**PROBLEM**
Every record must be retyped exactly as it reads.

SUPPLIED RECORDS START

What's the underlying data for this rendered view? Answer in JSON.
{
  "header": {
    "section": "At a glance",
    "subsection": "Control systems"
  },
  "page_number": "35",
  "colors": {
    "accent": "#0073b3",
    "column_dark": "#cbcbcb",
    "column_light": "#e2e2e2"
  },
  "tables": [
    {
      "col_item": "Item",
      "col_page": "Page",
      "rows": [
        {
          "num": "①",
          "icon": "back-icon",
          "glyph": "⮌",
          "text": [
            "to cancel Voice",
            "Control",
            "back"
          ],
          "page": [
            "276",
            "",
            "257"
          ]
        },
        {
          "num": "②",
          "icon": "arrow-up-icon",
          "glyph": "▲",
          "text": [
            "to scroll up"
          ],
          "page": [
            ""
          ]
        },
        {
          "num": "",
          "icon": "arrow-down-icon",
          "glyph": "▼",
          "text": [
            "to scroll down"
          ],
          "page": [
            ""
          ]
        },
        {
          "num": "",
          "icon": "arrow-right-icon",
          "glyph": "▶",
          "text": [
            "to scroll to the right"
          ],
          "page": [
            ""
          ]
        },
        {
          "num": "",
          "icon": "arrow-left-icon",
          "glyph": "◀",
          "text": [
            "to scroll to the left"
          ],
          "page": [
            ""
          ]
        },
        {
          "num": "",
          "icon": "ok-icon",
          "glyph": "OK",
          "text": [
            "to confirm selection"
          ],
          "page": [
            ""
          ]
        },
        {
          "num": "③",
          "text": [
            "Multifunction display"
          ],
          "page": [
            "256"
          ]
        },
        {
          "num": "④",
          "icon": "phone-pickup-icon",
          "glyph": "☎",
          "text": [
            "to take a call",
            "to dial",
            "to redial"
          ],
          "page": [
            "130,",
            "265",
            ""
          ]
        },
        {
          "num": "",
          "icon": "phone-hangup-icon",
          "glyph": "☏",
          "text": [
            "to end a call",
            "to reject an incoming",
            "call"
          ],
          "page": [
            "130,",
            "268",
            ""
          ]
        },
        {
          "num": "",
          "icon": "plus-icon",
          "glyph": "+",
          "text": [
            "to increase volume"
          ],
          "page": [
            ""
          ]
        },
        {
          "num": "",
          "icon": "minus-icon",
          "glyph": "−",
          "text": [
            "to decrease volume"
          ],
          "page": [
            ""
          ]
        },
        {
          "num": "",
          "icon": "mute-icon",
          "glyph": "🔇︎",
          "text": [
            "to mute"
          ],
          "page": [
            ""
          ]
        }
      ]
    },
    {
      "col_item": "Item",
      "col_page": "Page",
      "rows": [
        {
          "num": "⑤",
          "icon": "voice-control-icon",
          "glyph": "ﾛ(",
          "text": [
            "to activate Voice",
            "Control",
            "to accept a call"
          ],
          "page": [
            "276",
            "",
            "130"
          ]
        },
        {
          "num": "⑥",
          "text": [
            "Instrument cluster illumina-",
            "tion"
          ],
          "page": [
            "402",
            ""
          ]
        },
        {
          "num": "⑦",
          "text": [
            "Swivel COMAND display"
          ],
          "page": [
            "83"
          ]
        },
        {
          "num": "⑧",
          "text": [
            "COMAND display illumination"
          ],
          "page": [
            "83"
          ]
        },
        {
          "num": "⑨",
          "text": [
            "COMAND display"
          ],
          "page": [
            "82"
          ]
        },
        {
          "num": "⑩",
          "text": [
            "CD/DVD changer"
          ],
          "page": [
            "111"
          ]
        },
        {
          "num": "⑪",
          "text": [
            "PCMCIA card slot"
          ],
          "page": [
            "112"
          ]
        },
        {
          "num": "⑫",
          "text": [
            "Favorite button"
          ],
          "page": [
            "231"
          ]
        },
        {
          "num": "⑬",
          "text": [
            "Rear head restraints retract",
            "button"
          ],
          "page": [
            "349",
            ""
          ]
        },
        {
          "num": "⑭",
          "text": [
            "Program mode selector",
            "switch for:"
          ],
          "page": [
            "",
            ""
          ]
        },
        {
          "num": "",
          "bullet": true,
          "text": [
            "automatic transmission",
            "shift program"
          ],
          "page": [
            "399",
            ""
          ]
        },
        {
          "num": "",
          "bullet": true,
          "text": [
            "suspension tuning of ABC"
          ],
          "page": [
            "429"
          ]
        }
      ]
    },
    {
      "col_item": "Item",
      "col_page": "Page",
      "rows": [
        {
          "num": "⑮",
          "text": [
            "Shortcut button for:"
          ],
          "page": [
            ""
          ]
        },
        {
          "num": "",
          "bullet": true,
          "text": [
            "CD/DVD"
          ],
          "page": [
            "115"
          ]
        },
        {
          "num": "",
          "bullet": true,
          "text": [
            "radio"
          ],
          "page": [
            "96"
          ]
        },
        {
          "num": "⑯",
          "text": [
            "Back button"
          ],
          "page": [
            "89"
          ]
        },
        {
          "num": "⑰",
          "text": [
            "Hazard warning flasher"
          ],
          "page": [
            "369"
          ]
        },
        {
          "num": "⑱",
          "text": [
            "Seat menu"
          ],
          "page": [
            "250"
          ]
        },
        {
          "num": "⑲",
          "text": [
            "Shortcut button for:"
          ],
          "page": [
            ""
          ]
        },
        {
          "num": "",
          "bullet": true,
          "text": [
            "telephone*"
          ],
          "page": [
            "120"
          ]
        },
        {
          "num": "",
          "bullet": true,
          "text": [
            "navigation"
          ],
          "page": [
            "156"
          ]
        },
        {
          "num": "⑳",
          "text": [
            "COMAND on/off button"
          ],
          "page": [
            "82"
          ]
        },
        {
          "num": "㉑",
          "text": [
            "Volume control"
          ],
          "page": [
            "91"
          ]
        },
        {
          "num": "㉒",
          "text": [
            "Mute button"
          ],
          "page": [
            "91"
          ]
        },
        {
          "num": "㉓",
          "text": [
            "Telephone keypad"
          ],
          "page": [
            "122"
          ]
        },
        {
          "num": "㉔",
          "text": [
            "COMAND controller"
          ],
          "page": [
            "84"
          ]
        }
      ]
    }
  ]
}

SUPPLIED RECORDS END

**EXERCISE SOLUTION**
What's the underlying data for this rendered view? Answer in JSON.
{
  "header": {
    "section": "At a glance",
    "subsection": "Control systems"
  },
  "page_number": "35",
  "colors": {
    "accent": "#0073b3",
    "column_dark": "#cbcbcb",
    "column_light": "#e2e2e2"
  },
  "tables": [
    {
      "col_item": "Item",
      "col_page": "Page",
      "rows": [
        {
          "num": "①",
          "icon": "back-icon",
          "glyph": "⮌",
          "text": [
            "to cancel Voice",
            "Control",
            "back"
          ],
          "page": [
            "276",
            "",
            "257"
          ]
        },
        {
          "num": "②",
          "icon": "arrow-up-icon",
          "glyph": "▲",
          "text": [
            "to scroll up"
          ],
          "page": [
            ""
          ]
        },
        {
          "num": "",
          "icon": "arrow-down-icon",
          "glyph": "▼",
          "text": [
            "to scroll down"
          ],
          "page": [
            ""
          ]
        },
        {
          "num": "",
          "icon": "arrow-right-icon",
          "glyph": "▶",
          "text": [
            "to scroll to the right"
          ],
          "page": [
            ""
          ]
        },
        {
          "num": "",
          "icon": "arrow-left-icon",
          "glyph": "◀",
          "text": [
            "to scroll to the left"
          ],
          "page": [
            ""
          ]
        },
        {
          "num": "",
          "icon": "ok-icon",
          "glyph": "OK",
          "text": [
            "to confirm selection"
          ],
          "page": [
            ""
          ]
        },
        {
          "num": "③",
          "text": [
            "Multifunction display"
          ],
          "page": [
            "256"
          ]
        },
        {
          "num": "④",
          "icon": "phone-pickup-icon",
          "glyph": "☎",
          "text": [
            "to take a call",
            "to dial",
            "to redial"
          ],
          "page": [
            "130,",
            "265",
            ""
          ]
        },
        {
          "num": "",
          "icon": "phone-hangup-icon",
          "glyph": "☏",
          "text": [
            "to end a call",
            "to reject an incoming",
            "call"
          ],
          "page": [
            "130,",
            "268",
            ""
          ]
        },
        {
          "num": "",
          "icon": "plus-icon",
          "glyph": "+",
          "text": [
            "to increase volume"
          ],
          "page": [
            ""
          ]
        },
        {
          "num": "",
          "icon": "minus-icon",
          "glyph": "−",
          "text": [
            "to decrease volume"
          ],
          "page": [
            ""
          ]
        },
        {
          "num": "",
          "icon": "mute-icon",
          "glyph": "🔇︎",
          "text": [
            "to mute"
          ],
          "page": [
            ""
          ]
        }
      ]
    },
    {
      "col_item": "Item",
      "col_page": "Page",
      "rows": [
        {
          "num": "⑤",
          "icon": "voice-control-icon",
          "glyph": "ﾛ(",
          "text": [
            "to activate Voice",
            "Control",
            "to accept a call"
          ],
          "page": [
            "276",
            "",
            "130"
          ]
        },
        {
          "num": "⑥",
          "text": [
            "Instrument cluster illumina-",
            "tion"
          ],
          "page": [
            "402",
            ""
          ]
        },
        {
          "num": "⑦",
          "text": [
            "Swivel COMAND display"
          ],
          "page": [
            "83"
          ]
        },
        {
          "num": "⑧",
          "text": [
            "COMAND display illumination"
          ],
          "page": [
            "83"
          ]
        },
        {
          "num": "⑨",
          "text": [
            "COMAND display"
          ],
          "page": [
            "82"
          ]
        },
        {
          "num": "⑩",
          "text": [
            "CD/DVD changer"
          ],
          "page": [
            "111"
          ]
        },
        {
          "num": "⑪",
          "text": [
            "PCMCIA card slot"
          ],
          "page": [
            "112"
          ]
        },
        {
          "num": "⑫",
          "text": [
            "Favorite button"
          ],
          "page": [
            "231"
          ]
        },
        {
          "num": "⑬",
          "text": [
            "Rear head restraints retract",
            "button"
          ],
          "page": [
            "349",
            ""
          ]
        },
        {
          "num": "⑭",
          "text": [
            "Program mode selector",
            "switch for:"
          ],
          "page": [
            "",
            ""
          ]
        },
        {
          "num": "",
          "bullet": true,
          "text": [
            "automatic transmission",
            "shift program"
          ],
          "page": [
            "399",
            ""
          ]
        },
        {
          "num": "",
          "bullet": true,
          "text": [
            "suspension tuning of ABC"
          ],
          "page": [
            "429"
          ]
        }
      ]
    },
    {
      "col_item": "Item",
      "col_page": "Page",
      "rows": [
        {
          "num": "⑮",
          "text": [
            "Shortcut button for:"
          ],
          "page": [
            ""
          ]
        },
        {
          "num": "",
          "bullet": true,
          "text": [
            "CD/DVD"
          ],
          "page": [
            "115"
          ]
        },
        {
          "num": "",
          "bullet": true,
          "text": [
            "radio"
          ],
          "page": [
            "96"
          ]
        },
        {
          "num": "⑯",
          "text": [
            "Back button"
          ],
          "page": [
            "89"
          ]
        },
        {
          "num": "⑰",
          "text": [
            "Hazard warning flasher"
          ],
          "page": [
            "369"
          ]
        },
        {
          "num": "⑱",
          "text": [
            "Seat menu"
          ],
          "page": [
            "250"
          ]
        },
        {
          "num": "⑲",
          "text": [
            "Shortcut button for:"
          ],
          "page": [
            ""
          ]
        },
        {
          "num": "",
          "bullet": true,
          "text": [
            "telephone*"
          ],
          "page": [
            "120"
          ]
        },
        {
          "num": "",
          "bullet": true,
          "text": [
            "navigation"
          ],
          "page": [
            "156"
          ]
        },
        {
          "num": "⑳",
          "text": [
            "COMAND on/off button"
          ],
          "page": [
            "82"
          ]
        },
        {
          "num": "㉑",
          "text": [
            "Volume control"
          ],
          "page": [
            "91"
          ]
        },
        {
          "num": "㉒",
          "text": [
            "Mute button"
          ],
          "page": [
            "91"
          ]
        },
        {
          "num": "㉓",
          "text": [
            "Telephone keypad"
          ],
          "page": [
            "122"
          ]
        },
        {
          "num": "㉔",
          "text": [
            "COMAND controller"
          ],
          "page": [
            "84"
          ]
        }
      ]
    }
  ]
}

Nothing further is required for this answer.